If you think your book won't sell overseas, you may be missing out on a goldmine of opportunities. While you might not see your book appealing to different cultures, human nature is the same worldwide. The international marketplace might be ripe for your book's subject, and the only way to find out is to get it out there and see who's interested in buying translation rights. Even better, if one or two countries show interest, more likely will as well.
Tips to Successfully Sell Your Books Overseas
Write a sales pitch email for your book directed at foreign rights agents. Outline your sales to date and any other rights sales, such as audio, e-book or screenplay rights. Also include a short summary and table of contents as well as any reviews and links to the book's website, its Amazon page and any TV or radio coverage. Offer to send a copy of your book.
Find agents that specialize in foreign rights and send them your sales pitch email. You can do this by scouring the International Literary Market Place, a book available at good libraries, or by Googling "foreign rights agents" -- you're sure to find Web pages with their contact information. You can also attend events like Book Expo America, where foreign agents regularly circulate. Foreign rights agents are a key step in the process, because they already know foreign publishers and overseas markets and give your book a push in the right direction. Make sure that you're looking for agents who specialize in your type of book, such as children's literature, nonfiction or romance. Be advised as well that agents usually charge a 10-percent commission.
When you've secured an agent, keep him or her updated with any new reviews or media coverage you get -- this will help sell the book. When an offer comes in, review the contract and negotiate as necessary. The foreign publisher should only ask for the right to publish the book in one specific language. You should retain other rights. Also be sure to note the withholding tax payable to the foreign country's government. It should be around 10 to 15 percent.

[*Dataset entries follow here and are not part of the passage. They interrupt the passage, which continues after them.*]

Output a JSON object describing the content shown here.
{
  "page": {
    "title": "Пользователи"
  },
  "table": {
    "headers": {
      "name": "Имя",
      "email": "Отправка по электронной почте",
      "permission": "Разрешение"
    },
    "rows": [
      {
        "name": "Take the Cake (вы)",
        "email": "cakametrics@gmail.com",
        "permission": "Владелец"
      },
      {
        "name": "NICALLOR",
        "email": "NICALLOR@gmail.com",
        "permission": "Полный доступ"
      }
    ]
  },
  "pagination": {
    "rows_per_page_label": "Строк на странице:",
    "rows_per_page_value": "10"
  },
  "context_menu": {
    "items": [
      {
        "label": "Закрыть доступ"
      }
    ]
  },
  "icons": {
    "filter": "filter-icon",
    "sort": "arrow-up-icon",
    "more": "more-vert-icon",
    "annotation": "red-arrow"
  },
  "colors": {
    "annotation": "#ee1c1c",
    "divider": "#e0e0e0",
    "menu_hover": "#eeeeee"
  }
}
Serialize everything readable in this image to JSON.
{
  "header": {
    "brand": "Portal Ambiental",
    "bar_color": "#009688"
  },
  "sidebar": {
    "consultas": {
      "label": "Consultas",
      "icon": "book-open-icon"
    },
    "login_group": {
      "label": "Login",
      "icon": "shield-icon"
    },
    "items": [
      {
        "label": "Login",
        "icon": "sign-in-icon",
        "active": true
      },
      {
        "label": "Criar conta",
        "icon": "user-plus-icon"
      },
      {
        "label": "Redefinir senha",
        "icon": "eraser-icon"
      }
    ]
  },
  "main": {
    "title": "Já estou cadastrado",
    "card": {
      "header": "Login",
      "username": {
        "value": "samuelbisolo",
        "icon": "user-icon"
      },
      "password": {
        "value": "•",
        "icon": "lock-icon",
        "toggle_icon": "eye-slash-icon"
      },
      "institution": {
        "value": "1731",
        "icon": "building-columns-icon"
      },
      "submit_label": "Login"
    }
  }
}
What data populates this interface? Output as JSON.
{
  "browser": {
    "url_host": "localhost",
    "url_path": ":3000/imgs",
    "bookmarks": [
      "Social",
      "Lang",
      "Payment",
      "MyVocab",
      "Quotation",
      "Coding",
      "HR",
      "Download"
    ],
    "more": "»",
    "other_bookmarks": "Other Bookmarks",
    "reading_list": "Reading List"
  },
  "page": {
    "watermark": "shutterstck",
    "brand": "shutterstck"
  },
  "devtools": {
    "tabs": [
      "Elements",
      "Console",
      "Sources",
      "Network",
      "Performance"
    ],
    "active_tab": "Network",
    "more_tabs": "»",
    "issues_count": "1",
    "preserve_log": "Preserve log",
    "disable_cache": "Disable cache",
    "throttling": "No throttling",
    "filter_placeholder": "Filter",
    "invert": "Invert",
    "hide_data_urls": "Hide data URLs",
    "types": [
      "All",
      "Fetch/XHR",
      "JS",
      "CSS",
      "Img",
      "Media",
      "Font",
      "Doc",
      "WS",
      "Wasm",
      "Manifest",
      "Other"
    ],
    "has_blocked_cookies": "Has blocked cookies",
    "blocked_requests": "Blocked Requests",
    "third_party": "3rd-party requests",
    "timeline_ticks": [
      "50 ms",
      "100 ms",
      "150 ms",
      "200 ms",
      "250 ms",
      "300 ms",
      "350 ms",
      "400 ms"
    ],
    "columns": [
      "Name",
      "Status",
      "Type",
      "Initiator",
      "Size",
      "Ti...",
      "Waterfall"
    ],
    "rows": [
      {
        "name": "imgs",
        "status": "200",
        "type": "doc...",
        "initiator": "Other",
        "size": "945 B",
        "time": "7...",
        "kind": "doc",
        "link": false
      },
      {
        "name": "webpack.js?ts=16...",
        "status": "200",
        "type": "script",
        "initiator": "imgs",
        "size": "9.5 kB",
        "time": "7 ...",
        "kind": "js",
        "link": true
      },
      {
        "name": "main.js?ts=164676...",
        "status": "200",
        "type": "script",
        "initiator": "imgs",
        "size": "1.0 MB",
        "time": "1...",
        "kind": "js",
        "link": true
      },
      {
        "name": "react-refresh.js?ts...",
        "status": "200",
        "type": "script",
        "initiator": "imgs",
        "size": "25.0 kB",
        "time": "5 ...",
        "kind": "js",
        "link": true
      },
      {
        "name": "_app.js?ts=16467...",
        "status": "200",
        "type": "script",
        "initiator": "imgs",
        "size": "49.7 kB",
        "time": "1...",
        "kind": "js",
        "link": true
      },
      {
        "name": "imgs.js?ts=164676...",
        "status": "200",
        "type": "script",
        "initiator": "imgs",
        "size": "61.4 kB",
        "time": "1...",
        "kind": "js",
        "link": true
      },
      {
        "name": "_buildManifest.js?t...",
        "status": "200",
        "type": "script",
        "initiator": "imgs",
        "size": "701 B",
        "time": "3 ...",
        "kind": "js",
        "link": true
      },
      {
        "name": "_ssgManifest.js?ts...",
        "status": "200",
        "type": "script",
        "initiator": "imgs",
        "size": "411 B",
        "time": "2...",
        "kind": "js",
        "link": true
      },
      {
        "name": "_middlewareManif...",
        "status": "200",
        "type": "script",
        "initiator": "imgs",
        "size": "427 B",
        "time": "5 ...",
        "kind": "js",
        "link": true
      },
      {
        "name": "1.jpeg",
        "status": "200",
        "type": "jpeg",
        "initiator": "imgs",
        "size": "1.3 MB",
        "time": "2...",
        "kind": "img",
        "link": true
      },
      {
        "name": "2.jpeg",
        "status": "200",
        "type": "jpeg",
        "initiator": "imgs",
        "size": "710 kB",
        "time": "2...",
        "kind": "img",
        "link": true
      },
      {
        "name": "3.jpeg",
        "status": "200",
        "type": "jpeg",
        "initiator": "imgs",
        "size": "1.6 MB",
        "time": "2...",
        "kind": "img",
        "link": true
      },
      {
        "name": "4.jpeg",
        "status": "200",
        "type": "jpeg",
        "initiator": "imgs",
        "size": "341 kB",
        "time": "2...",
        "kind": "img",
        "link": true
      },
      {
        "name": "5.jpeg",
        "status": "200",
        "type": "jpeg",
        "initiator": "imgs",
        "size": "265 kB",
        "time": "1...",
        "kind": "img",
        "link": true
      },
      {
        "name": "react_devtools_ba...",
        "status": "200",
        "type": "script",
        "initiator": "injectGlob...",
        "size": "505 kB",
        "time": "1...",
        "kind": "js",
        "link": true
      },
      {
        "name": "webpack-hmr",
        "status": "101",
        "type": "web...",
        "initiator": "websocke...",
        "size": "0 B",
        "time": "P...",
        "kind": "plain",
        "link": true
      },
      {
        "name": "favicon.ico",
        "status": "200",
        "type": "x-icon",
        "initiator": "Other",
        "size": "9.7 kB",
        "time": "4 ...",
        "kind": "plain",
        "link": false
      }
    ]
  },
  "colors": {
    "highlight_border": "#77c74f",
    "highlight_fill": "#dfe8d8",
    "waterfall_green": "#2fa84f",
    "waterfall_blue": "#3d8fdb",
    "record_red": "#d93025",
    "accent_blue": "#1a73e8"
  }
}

An advance should reflect the royalties for the first printing -- find this out by taking into account how many copies are in the first printing, the royalty rate and the retail price.
Don't worry about contract negotiation with your foreign publisher -- a foreign rights agent will help you with any points of confusion. When in doubt, just ask.